# How to show the state equation that $x_1=x_2$ can only happen at the origin

Take a look at this system: \begin{align} \dot{x}_1 &= x_2 \\ \dot{x}_2 &= -\frac{x^2_1}{x_2} - x_2 + x_1 \end{align} Take a Lyapunov function as $$V(x_1,x_2) = x^2_1 + x^2_2$$ Its time derivative is $$\dot{V}(x_1,x_2) = -2(x_1 - x_2)^2 \leq 0$$ The authors state the following:

Since $$\dot{V}(x) = 0$$ for all $$x_1 = x_2$$, we need to check whether the origin is the only point where $$\dot{V}(x) = 0$$. It can be seen from the state equation that $$x_1 = x_2$$ can only happen at the origin, therefore the origin globally asymptotically stable.

It is not clear to me how from the state equation that $$x_1 = x_2$$ can only happen at the origin. Any suggestions!

Hint.

Making

$$\cases{ x_1\dot x_1 = x_1 x_2\\ x_2\dot x_2 = -x_1^2-x_2^2+x_1x_2 }$$

after subtracting we have

$$\frac 12(x_2^2-x_1^2)' = \frac 12((x_2+x_1)(x_2-x_1))'=-(x_1^2+x_2^2) < 0,\ \ \forall (x_1,x_2) \ne (0,0)$$

• "after subtracting" could you please illustrate this? Also, how did you come up with this term $\frac{1}{2}(x^2_2-x^2_1)'$. Commented Aug 16, 2019 at 9:00
• @CroCo $a - b$ is a subtraction and $\frac 12(x_2^2-x_1^2)' = x_2\dot x_2-x_1\dot x_1$ Commented Aug 16, 2019 at 9:35

I think that what the author states is badly worded. Namely I am assuming that the author is referring to LaSalle's invariance principle, which roughly states that when $$\dot{V}(x)=0$$ it won't remain zero unless $$x=0$$ this shows asymptotic stability. This can be done in your case by checking the dynamics at $$x_1=x_2$$ which allows us to simplify $$\dot{x}_2$$ to

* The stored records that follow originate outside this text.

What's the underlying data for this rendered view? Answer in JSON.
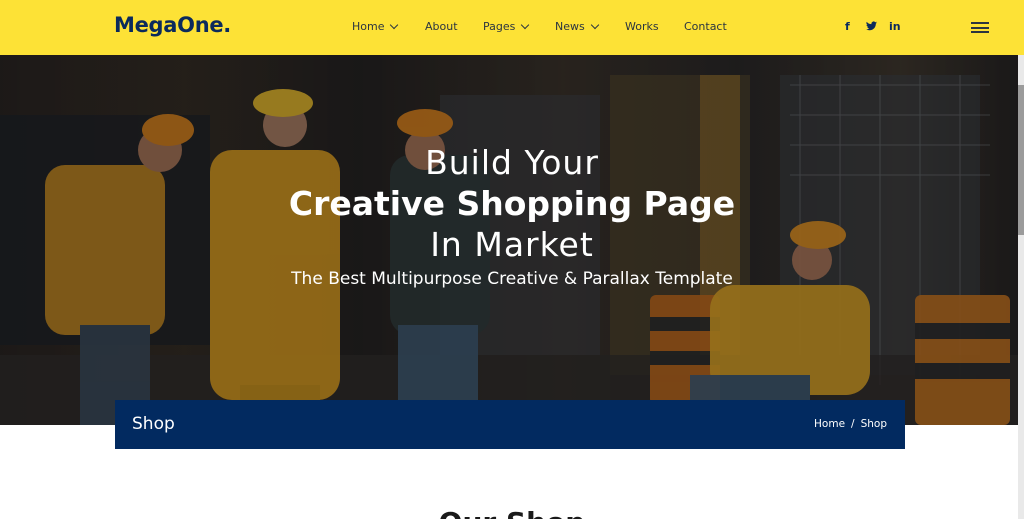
{
  "brand": {
    "logo_text": "MegaOne."
  },
  "nav": {
    "items": [
      {
        "label": "Home",
        "has_dropdown": true
      },
      {
        "label": "About",
        "has_dropdown": false
      },
      {
        "label": "Pages",
        "has_dropdown": true
      },
      {
        "label": "News",
        "has_dropdown": true
      },
      {
        "label": "Works",
        "has_dropdown": false
      },
      {
        "label": "Contact",
        "has_dropdown": false
      }
    ]
  },
  "social": {
    "facebook": "f",
    "twitter": "twitter-icon",
    "linkedin": "in"
  },
  "hero": {
    "line1": "Build Your",
    "line2": "Creative Shopping Page",
    "line3": "In Market",
    "subtitle": "The Best Multipurpose Creative & Parallax Template"
  },
  "page_header": {
    "title": "Shop",
    "breadcrumb": {
      "home": "Home",
      "separator": "/",
      "current": "Shop"
    }
  },
  "section": {
    "heading": "Our Shop"
  },
  "colors": {
    "navbar_bg": "#fde236",
    "brand_navy": "#022a60",
    "logo": "#0b2a5c"
  }
}
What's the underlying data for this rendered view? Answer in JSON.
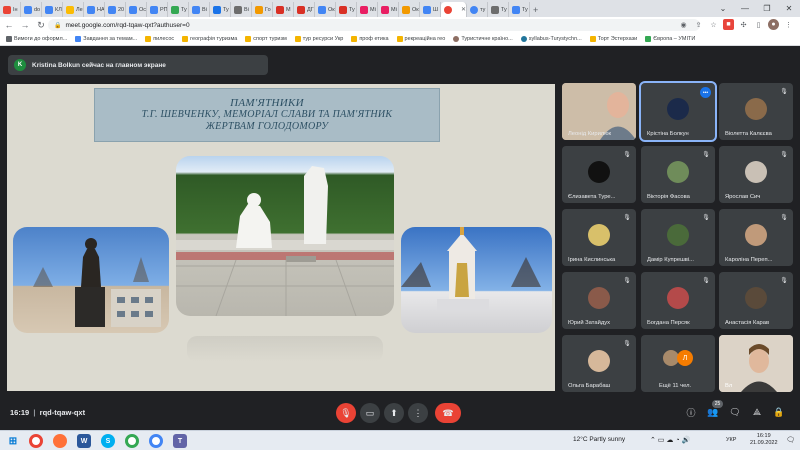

$$\dot{x}_2 = -x_1.$$

Combining this with $$\dot{x}_1 = x_2$$ allows us to show that the system won't remain on the manifold $$x_1=x_2$$ unless $$x_1=x_2=0$$. This won't mean that the system will never have that $$x_1=x_2\neq0$$, but it does show that the system won't remain at that manifold.

• What do you mean by the term manifold?! Commented Aug 17, 2019 at 20:53
• @CroCo A lower dimensional subspace, in this case $\{x_1,x_2\in\mathbb{R}\,|\,x_1=x_2\}$. Commented Aug 18, 2019 at 11:33
• Thanks......... Commented Aug 18, 2019 at 11:34